Entries from a dataset of interfaces
□ □ □
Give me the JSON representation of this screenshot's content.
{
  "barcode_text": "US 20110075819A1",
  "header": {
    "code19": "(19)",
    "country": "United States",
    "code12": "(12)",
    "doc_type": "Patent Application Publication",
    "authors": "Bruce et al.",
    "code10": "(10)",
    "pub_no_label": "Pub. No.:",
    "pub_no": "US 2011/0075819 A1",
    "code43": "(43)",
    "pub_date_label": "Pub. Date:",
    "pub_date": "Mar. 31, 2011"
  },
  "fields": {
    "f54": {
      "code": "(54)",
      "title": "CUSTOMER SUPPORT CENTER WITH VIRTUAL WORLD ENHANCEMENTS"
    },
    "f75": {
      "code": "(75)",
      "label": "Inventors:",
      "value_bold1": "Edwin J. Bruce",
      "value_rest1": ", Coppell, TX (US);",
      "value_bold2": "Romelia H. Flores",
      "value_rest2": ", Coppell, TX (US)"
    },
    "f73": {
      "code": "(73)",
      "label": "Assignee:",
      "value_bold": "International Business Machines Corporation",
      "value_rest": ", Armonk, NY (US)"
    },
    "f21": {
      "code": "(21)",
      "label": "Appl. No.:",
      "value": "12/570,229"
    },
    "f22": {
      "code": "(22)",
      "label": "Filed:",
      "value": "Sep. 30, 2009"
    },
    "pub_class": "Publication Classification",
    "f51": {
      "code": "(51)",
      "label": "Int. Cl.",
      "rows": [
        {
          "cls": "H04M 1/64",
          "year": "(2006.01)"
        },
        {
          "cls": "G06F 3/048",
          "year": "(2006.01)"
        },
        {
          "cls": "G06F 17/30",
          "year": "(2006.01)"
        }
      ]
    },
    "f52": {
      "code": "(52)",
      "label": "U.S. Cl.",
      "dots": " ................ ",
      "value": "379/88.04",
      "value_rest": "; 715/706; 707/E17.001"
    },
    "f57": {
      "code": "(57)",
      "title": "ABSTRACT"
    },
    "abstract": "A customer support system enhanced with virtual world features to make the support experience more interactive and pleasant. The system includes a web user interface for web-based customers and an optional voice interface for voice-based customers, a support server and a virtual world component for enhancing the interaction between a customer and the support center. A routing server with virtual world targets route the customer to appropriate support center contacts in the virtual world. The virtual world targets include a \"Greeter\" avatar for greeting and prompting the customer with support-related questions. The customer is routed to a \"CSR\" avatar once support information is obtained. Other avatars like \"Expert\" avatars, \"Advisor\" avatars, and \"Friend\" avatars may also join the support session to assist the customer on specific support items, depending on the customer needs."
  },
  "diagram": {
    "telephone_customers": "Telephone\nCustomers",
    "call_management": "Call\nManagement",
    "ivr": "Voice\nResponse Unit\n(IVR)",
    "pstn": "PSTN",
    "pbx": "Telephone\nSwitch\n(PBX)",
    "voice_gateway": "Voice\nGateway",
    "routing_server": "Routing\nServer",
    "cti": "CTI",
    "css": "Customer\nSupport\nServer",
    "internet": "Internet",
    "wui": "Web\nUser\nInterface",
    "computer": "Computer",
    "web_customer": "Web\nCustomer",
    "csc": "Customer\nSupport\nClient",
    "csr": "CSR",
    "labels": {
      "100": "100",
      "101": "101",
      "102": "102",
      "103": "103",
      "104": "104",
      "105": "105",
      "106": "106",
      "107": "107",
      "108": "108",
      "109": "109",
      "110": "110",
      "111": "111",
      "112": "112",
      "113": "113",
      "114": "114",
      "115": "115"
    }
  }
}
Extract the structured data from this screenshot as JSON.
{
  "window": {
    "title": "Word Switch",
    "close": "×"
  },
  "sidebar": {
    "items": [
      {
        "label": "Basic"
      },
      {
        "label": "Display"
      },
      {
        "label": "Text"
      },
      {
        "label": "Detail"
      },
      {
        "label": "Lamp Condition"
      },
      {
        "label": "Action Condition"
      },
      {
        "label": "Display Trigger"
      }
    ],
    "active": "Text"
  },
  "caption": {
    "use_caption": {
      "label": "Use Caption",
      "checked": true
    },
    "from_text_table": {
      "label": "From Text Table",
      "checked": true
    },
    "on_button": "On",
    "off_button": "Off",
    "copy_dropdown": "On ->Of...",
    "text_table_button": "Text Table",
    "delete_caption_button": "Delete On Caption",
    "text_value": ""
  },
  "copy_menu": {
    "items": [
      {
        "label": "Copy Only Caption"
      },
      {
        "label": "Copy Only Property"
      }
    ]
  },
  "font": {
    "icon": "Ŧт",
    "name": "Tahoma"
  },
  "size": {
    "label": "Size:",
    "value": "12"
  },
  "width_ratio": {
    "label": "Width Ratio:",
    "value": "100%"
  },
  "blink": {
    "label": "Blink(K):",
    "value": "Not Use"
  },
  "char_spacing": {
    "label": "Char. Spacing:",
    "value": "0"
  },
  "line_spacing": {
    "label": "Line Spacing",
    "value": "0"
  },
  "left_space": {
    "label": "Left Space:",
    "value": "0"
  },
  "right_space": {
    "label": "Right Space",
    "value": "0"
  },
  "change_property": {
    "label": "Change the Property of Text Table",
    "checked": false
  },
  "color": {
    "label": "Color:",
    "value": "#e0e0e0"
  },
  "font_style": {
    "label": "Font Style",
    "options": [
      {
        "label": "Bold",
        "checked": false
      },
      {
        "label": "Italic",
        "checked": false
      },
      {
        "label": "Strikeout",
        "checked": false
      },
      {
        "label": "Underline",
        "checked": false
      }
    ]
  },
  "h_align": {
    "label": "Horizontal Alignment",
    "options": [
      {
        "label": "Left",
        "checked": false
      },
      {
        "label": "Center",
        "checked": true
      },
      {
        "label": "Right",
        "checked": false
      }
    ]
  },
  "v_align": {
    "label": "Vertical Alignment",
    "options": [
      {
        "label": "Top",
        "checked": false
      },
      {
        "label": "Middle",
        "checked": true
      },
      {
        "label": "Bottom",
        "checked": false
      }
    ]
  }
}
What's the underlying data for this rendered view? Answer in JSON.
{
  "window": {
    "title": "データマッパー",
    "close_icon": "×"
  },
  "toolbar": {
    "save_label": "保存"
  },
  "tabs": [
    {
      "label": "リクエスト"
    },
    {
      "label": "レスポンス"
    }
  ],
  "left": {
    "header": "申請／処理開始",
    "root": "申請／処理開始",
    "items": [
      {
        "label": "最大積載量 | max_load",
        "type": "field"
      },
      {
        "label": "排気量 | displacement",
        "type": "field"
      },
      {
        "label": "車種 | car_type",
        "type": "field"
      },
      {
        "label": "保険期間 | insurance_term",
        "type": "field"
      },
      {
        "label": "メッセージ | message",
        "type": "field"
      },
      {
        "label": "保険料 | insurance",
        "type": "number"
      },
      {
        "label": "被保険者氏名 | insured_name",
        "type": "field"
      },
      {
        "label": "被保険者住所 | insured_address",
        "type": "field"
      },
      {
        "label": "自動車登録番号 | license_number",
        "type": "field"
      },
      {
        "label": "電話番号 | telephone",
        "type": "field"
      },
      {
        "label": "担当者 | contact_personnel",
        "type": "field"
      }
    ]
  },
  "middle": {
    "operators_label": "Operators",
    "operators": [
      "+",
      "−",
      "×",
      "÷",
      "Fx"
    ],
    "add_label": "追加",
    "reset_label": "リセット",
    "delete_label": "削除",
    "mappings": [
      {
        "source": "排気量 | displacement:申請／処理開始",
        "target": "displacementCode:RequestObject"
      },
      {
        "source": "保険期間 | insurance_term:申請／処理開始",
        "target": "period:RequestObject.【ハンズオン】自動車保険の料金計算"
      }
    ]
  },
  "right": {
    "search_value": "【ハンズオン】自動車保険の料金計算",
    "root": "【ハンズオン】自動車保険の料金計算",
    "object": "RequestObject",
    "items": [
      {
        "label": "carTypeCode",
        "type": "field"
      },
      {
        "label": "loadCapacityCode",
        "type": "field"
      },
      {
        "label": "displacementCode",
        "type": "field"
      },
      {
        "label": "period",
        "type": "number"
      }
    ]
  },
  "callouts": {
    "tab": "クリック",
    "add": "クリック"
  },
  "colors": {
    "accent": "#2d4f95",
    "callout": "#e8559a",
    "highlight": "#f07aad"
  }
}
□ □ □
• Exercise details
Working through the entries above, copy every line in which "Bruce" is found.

• Exercise solution
    "authors": "Bruce et al.",
      "value_bold1": "Edwin J. Bruce",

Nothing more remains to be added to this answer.